Tsuga canadensis (Eastern Hemlock)
Ulmus Americana (American Elm - cultivar)


Amelanchier arboarea (Serviceberry)
Amelanchier interior (Serviceberry)
Amelanchier laevis (Allegheny Shadblow)
Aronia arbautifolia (Red Chokeberry)
Ceanothus americanus (New Jersey Tea)
Celastrus scandens (Bittersweet)
Cephalanthus occidentalis (Buttonbush)
Cornus racemosa (Gray Dogwood)
Cornus rugosa (Round-heaved Dogwood)
Cornus seicea (Red-osier Dogwood)
Corylus americana (Filbert)
Diervilla Ionicera (Dwarf Bush Honeysuckle)
Eunoymus atropurpureus (Wahoo)
Hamamelis virginiana (Witchhazel)
Hydrangea arborescens (Smooth Hydrangea)
Hydrangea quercifolia (Oak-leaved Hydrangea)
Hypericum kalmianum (Kalm's St. John's Wort)
Hypericum prolificum (Shrubby St. John's Wort
Ilex verticillata (Winterberry)
Lindera benzoin (Spicebush)
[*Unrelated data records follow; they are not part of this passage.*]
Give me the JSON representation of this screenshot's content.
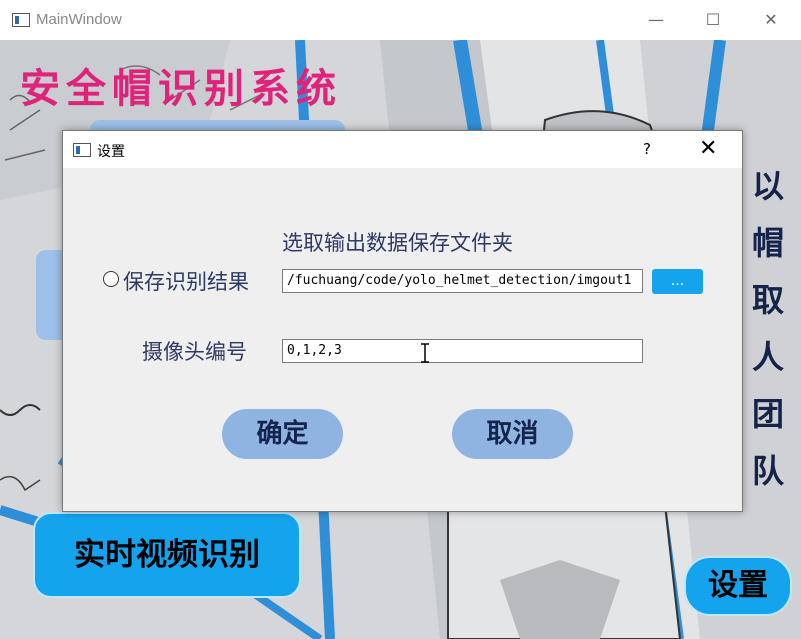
{
  "window": {
    "title": "MainWindow",
    "minimize_symbol": "—",
    "maximize_symbol": "☐",
    "close_symbol": "✕"
  },
  "app": {
    "title": "安全帽识别系统",
    "slogan": [
      "以",
      "帽",
      "取",
      "人",
      "团",
      "队"
    ],
    "realtime_button": "实时视频识别",
    "settings_button": "设置"
  },
  "dialog": {
    "title": "设置",
    "help_symbol": "?",
    "close_symbol": "✕",
    "folder_prompt": "选取输出数据保存文件夹",
    "save_result_label": "保存识别结果",
    "save_result_checked": false,
    "path_value": "/fuchuang/code/yolo_helmet_detection/imgout1",
    "browse_label": "...",
    "camera_label": "摄像头编号",
    "camera_value": "0,1,2,3",
    "ok_label": "确定",
    "cancel_label": "取消"
  },
  "colors": {
    "title_pink": "#e0237a",
    "accent_blue": "#14a4ee",
    "pill_blue": "#8fb4e2",
    "label_navy": "#2e3a66"
  }
}
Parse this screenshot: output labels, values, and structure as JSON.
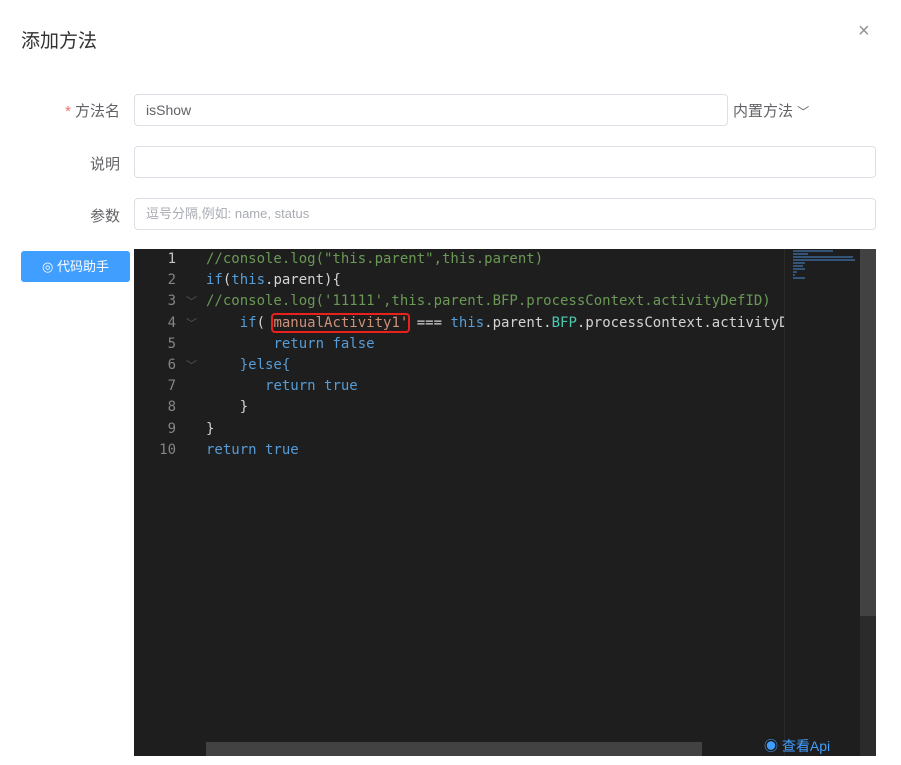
{
  "dialog": {
    "title": "添加方法",
    "close_icon": "×"
  },
  "form": {
    "name_label": "方法名",
    "name_value": "isShow",
    "builtin_label": "内置方法",
    "builtin_chevron": "﹀",
    "desc_label": "说明",
    "desc_value": "",
    "params_label": "参数",
    "params_placeholder": "逗号分隔,例如: name, status"
  },
  "helper_button": {
    "icon": "◎",
    "label": "代码助手"
  },
  "editor": {
    "line_numbers": [
      "1",
      "2",
      "3",
      "4",
      "5",
      "6",
      "7",
      "8",
      "9",
      "10"
    ],
    "view_api": "查看Api",
    "eye_icon": "◉"
  }
}
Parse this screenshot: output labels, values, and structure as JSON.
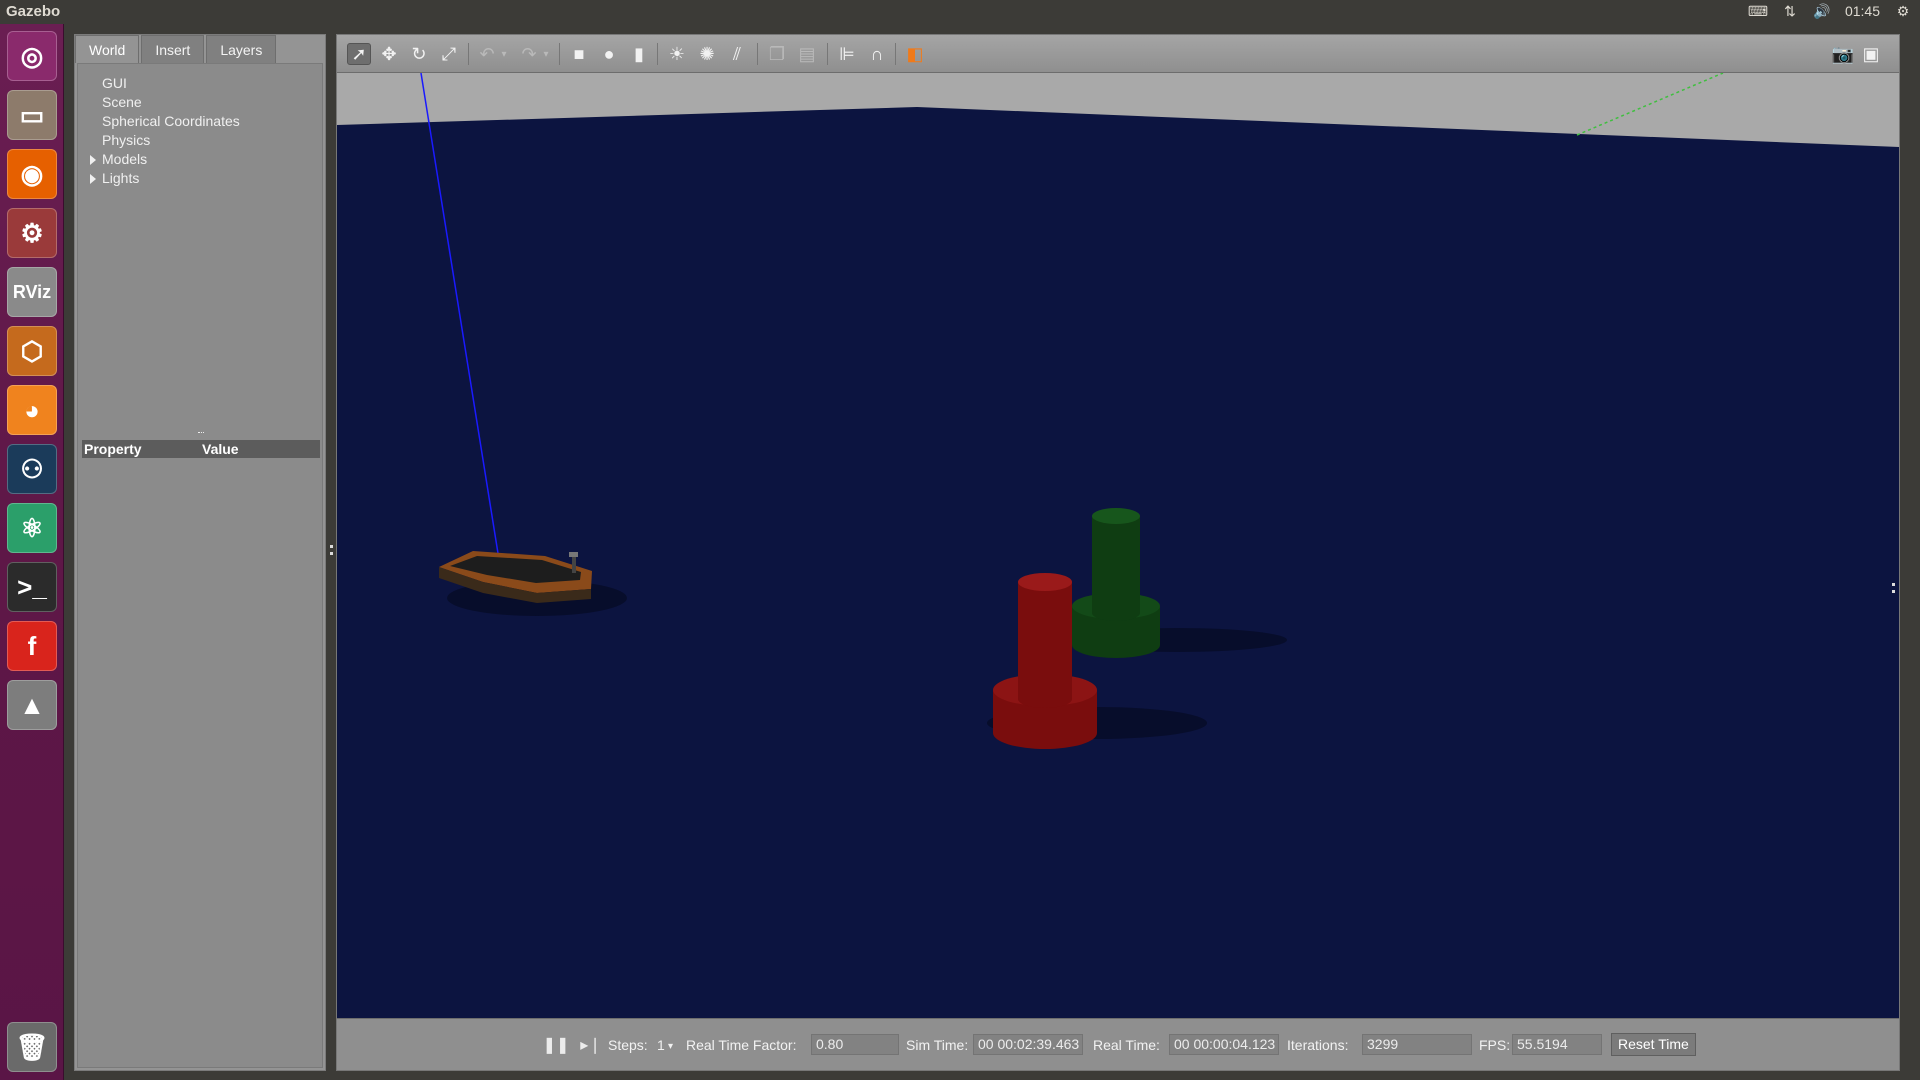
{
  "topbar": {
    "app_title": "Gazebo",
    "clock": "01:45",
    "indicator_icons": [
      "keyboard-icon",
      "network-icon",
      "volume-icon",
      "settings-gear-icon"
    ]
  },
  "launcher": {
    "items": [
      {
        "name": "ubuntu-dash-icon",
        "glyph": "◎",
        "bg": "#8a2a6c"
      },
      {
        "name": "files-icon",
        "glyph": "▭",
        "bg": "#8d7b6b"
      },
      {
        "name": "firefox-icon",
        "glyph": "◉",
        "bg": "#e66000"
      },
      {
        "name": "system-settings-icon",
        "glyph": "⚙",
        "bg": "#9a3a3a"
      },
      {
        "name": "rviz-icon",
        "glyph": "RViz",
        "bg": "#8a8a8a"
      },
      {
        "name": "gazebo-icon",
        "glyph": "⬡",
        "bg": "#c56a1d"
      },
      {
        "name": "blender-icon",
        "glyph": "◕",
        "bg": "#f0831e"
      },
      {
        "name": "steam-icon",
        "glyph": "⚇",
        "bg": "#1b3b5a"
      },
      {
        "name": "atom-icon",
        "glyph": "⚛",
        "bg": "#2b9f6a"
      },
      {
        "name": "terminal-icon",
        "glyph": ">_",
        "bg": "#2b2b2b"
      },
      {
        "name": "app-f-icon",
        "glyph": "f",
        "bg": "#d9241c"
      },
      {
        "name": "app-penguin-icon",
        "glyph": "▲",
        "bg": "#7d7d7d"
      }
    ],
    "trash": {
      "name": "trash-icon",
      "glyph": "🗑",
      "bg": "#6a6a6a"
    }
  },
  "leftpanel": {
    "tabs": [
      {
        "label": "World",
        "active": true
      },
      {
        "label": "Insert",
        "active": false
      },
      {
        "label": "Layers",
        "active": false
      }
    ],
    "tree": [
      {
        "label": "GUI",
        "expandable": false
      },
      {
        "label": "Scene",
        "expandable": false
      },
      {
        "label": "Spherical Coordinates",
        "expandable": false
      },
      {
        "label": "Physics",
        "expandable": false
      },
      {
        "label": "Models",
        "expandable": true
      },
      {
        "label": "Lights",
        "expandable": true
      }
    ],
    "property_header": {
      "property": "Property",
      "value": "Value"
    }
  },
  "toolbar": {
    "icons": [
      "select-arrow-icon",
      "translate-icon",
      "rotate-icon",
      "scale-icon",
      "undo-icon",
      "undo-dropdown-icon",
      "redo-icon",
      "redo-dropdown-icon",
      "box-shape-icon",
      "sphere-shape-icon",
      "cylinder-shape-icon",
      "point-light-icon",
      "spot-light-icon",
      "directional-light-icon",
      "copy-icon",
      "paste-icon",
      "align-icon",
      "snap-icon",
      "view-angle-icon",
      "screenshot-icon",
      "log-icon"
    ]
  },
  "statusbar": {
    "steps_label": "Steps:",
    "steps_value": "1",
    "rtf_label": "Real Time Factor:",
    "rtf_value": "0.80",
    "sim_time_label": "Sim Time:",
    "sim_time_value": "00 00:02:39.463",
    "real_time_label": "Real Time:",
    "real_time_value": "00 00:00:04.123",
    "iterations_label": "Iterations:",
    "iterations_value": "3299",
    "fps_label": "FPS:",
    "fps_value": "55.5194",
    "reset_label": "Reset Time"
  },
  "scene": {
    "colors": {
      "water": "#0c1440",
      "horizon": "#a9a9a9",
      "red_buoy": "#7a0d0d",
      "green_buoy": "#0f3d12",
      "boat_hull": "#8a4a1a",
      "z_axis": "#1a1aff",
      "grid_line": "#3fbf3f"
    }
  }
}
Lonicera prolifera (Yellow Twig Honeysuckle)
Parthenocissus quinquefolia (Virginia Creeper)
Physocarpus opulifolius (Ninebark)
Phus aromatica (Fragrant Sumac)
Pibes americanum (Black Current)
Ribes missouriense (Wild Gooseberry)
Rosa blanda (Early Wild Rose)
Rosa carolina (Pasture Rose)
Rosa setigera (Illinois Rose)
Rubus odoratus (Purple Flowering Raspberry)
Sambucus canadensis (Elderberry)
Sambucus pubens (Red Elderberry)
Spiraea alba (Meadowsweet)
Spiraea tomentosa (Hardhack)
Staphylea trifolia (Bladdernut)
Symphoricarpos albus (Snowberry)
Symphoricarpos orbiculatus (Coralberry)
Viburnum acerifolium (Maple Leaf Viburnum)
Viburnum dentatum (Arrowwood Viburnum)
Viburnum lentago (Nannyberry)
Viburnum prunifolium (Blackhaw)
Viburnum rafinesquianum (Downy Arrowood)
Viburnum trilobum (American Cranberry)
Xanthoxylum americanum (Prickly Ash)